Even if older games have an overall better ratio of good games to bad ones, I do think people need to give new games some credit. A lot of people seem to refuse to believe anything will ever best any game from the 16-bit era (which also goes hand-in-hand with the fact I think some people need to stop with the "it's better because it's old" mentality that is becoming all to common these days... Sorry, but some new games are indeed better than older ones).
The reason the 16-bit era was so great was that it had a lot of trailblazers and first-times (or simply better variations) for a lot of what we have today. Of course, platformers were the first person shooters of the day, but at the same time, a lot of it was fresh, and new. In order to succeed, you needed to build a solid game - The market wasn't as big as it is today, and there weren't as many "casual" gamers then, either. Games like Star Fox, Mario Kart, Super Mario World, Sonic the Hedgehog, and Gunstar Heroes are all extremely good examples of genres whose primary points were more or less perfected during this era or which were never fleshed out to begin with.
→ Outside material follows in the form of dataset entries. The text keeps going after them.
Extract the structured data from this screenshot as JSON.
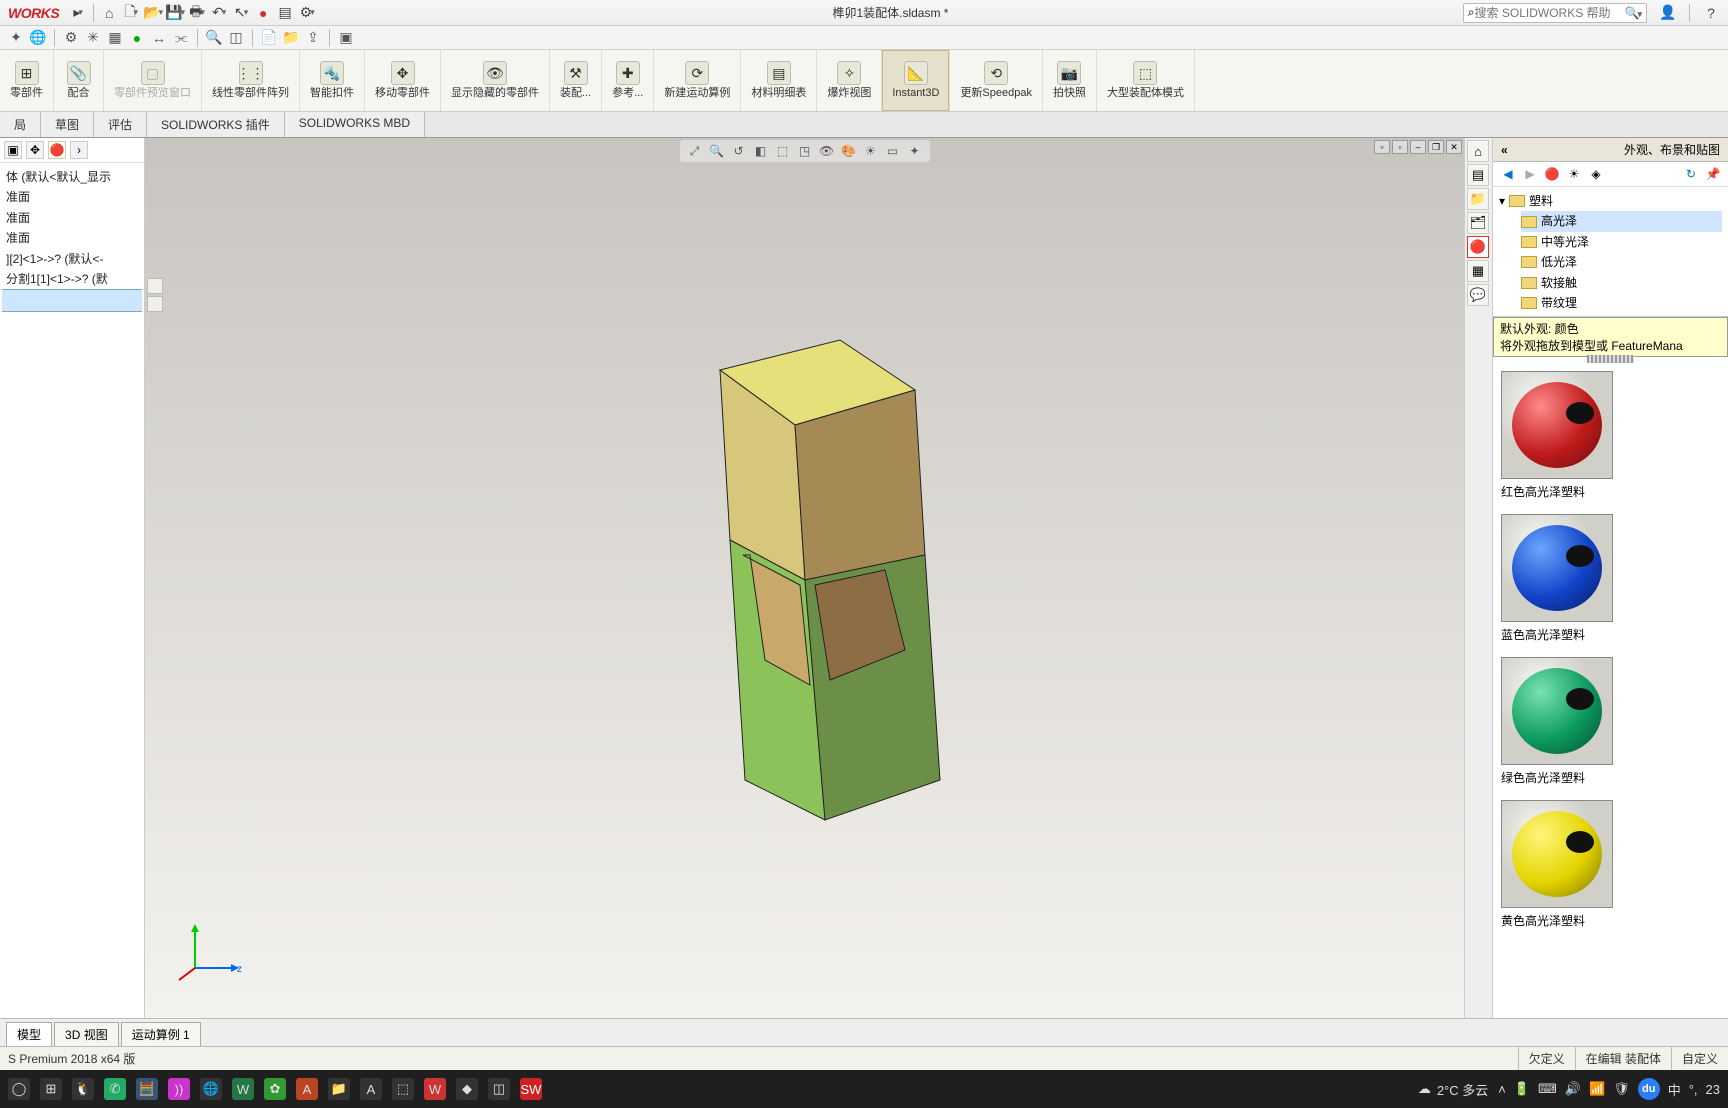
{
  "title_bar": {
    "logo": "WORKS",
    "doc_title": "榫卯1装配体.sldasm *",
    "search_placeholder": "搜索 SOLIDWORKS 帮助"
  },
  "ribbon": {
    "items": [
      {
        "label": "零部件",
        "sub": ""
      },
      {
        "label": "配合",
        "sub": ""
      },
      {
        "label": "零部件预览窗口",
        "sub": "",
        "disabled": true
      },
      {
        "label": "线性零部件阵列",
        "sub": ""
      },
      {
        "label": "智能扣件",
        "sub": ""
      },
      {
        "label": "移动零部件",
        "sub": ""
      },
      {
        "label": "显示隐藏的零部件",
        "sub": ""
      },
      {
        "label": "装配...",
        "sub": ""
      },
      {
        "label": "参考...",
        "sub": ""
      },
      {
        "label": "新建运动算例",
        "sub": ""
      },
      {
        "label": "材料明细表",
        "sub": ""
      },
      {
        "label": "爆炸视图",
        "sub": ""
      },
      {
        "label": "Instant3D",
        "sub": "",
        "active": true
      },
      {
        "label": "更新Speedpak",
        "sub": ""
      },
      {
        "label": "拍快照",
        "sub": ""
      },
      {
        "label": "大型装配体模式",
        "sub": ""
      }
    ]
  },
  "tabs": [
    "局",
    "草图",
    "评估",
    "SOLIDWORKS 插件",
    "SOLIDWORKS MBD"
  ],
  "fm_tree": [
    "体 (默认<默认_显示",
    "",
    "准面",
    "准面",
    "准面",
    "",
    "][2]<1>->? (默认<-",
    "分割1[1]<1>->? (默"
  ],
  "right_panel": {
    "title": "外观、布景和贴图",
    "tree_root": "塑料",
    "tree_children": [
      "高光泽",
      "中等光泽",
      "低光泽",
      "软接触",
      "带纹理"
    ],
    "tooltip_title": "默认外观: 颜色",
    "tooltip_body": "将外观拖放到模型或 FeatureMana",
    "swatches": [
      {
        "key": "red",
        "label": "红色高光泽塑料"
      },
      {
        "key": "blue",
        "label": "蓝色高光泽塑料"
      },
      {
        "key": "green",
        "label": "绿色高光泽塑料"
      },
      {
        "key": "yellow",
        "label": "黄色高光泽塑料"
      }
    ]
  },
  "bottom_tabs": [
    "模型",
    "3D 视图",
    "运动算例 1"
  ],
  "status": {
    "version": "S Premium 2018 x64 版",
    "cells": [
      "欠定义",
      "在编辑 装配体",
      "自定义"
    ]
  },
  "taskbar": {
    "weather": "2°C 多云",
    "ime": "中",
    "clock": "23",
    "du": "du"
  }
}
Mario Kart was huge in the day for its pseudo-3D (well, kinda) tracks/arenas and competitive gameplay, Sonic the Hedgehog gave us a taste of speed which was before unprecedented, and Gunstar Heroes gave us silky smooth controls on a 3-button gamepad.
A lot of us grew up with that, and really, even if there are some good titles coming out nowadays, there aren't nearly as many good titles - much less great titles - as it seems there were in the 16-bit era. Even looking back at games I've never played before, like Clock Tower, Shin Megami Tensei, Seiken Densetsu 3, Tales of Phantasia, Chrono Trigger (yeah, never played it during its release), Final Fantasy VI (same), F-15 Strike Eagle II (yeah, it appeals to me), Vectorman, and Phantasy Star IV, it seems as though the lasting appeal is much higher, and the creativity and relative technology factor (not to mention relative polish) was through the roof.
Again, it's not that games nowadays aren't good. I mean, there are a few really good ones out right now that I can think of. It's just that they all seem to look
the same, play
the same, and tend to have poor production quality, especially if you look at games within the same genre. Not much really sets one first person shooter apart from another, and while that's fine, that's not an incentive for me to pick up the latest Unreal Tournament, for example.
On the other hand, Command & Conquer, for example, is one series that seems to have aged quite well, and I never get tired of Ace Combat. The gameplay doesn't really change very much between editions of these two series, but it doesn't need to - It's been tweaked and polished to the point where it's more or less great the way it is. New features are welcome, and new units/vehicles, new missions, and new stories are the major selling points, even though the major gameplay remains the same.
But it wouldn't be enough for another franchise to pick up on that momentum and do the same thing. It creates a mess, and the original games suffer for it. Halo is a great example of a good game that everyone feels is imitated too much, and really, it is. The basic gameplay concepts are used in many, MANY FPS games since, and really, it's to the point where the original game is called mediocre for it.
That's the problem. There are so many "Grand Theft Auto clones" and "Halo clones", and not enough fresh games being released. Mind you, Far Cry 2 and Fallout 3 are indeed awesome, as is Left 4 Dead, but these games are unique. Fallout 3 has only one analogue - Oblivion - which uses the same engine, and Far Cry's only real analogue is Crysis, which is really only analogous because they're both so pretty. Left 4 Dead is truly something new, but really, you could argue that things like Zombie Panic! did it first, and you'd be right.
I guess the whole point is, there's not enough examples of originality to write home about with gaming today, where in the 16-bit era, most of the games you're playing haven't really been done before, or major new features were making their first debuts. There was a huge density of great games during the period (as well as terrible games, but that spawned such awesome things as the AVGN), and really, a lot of it was verifiably great.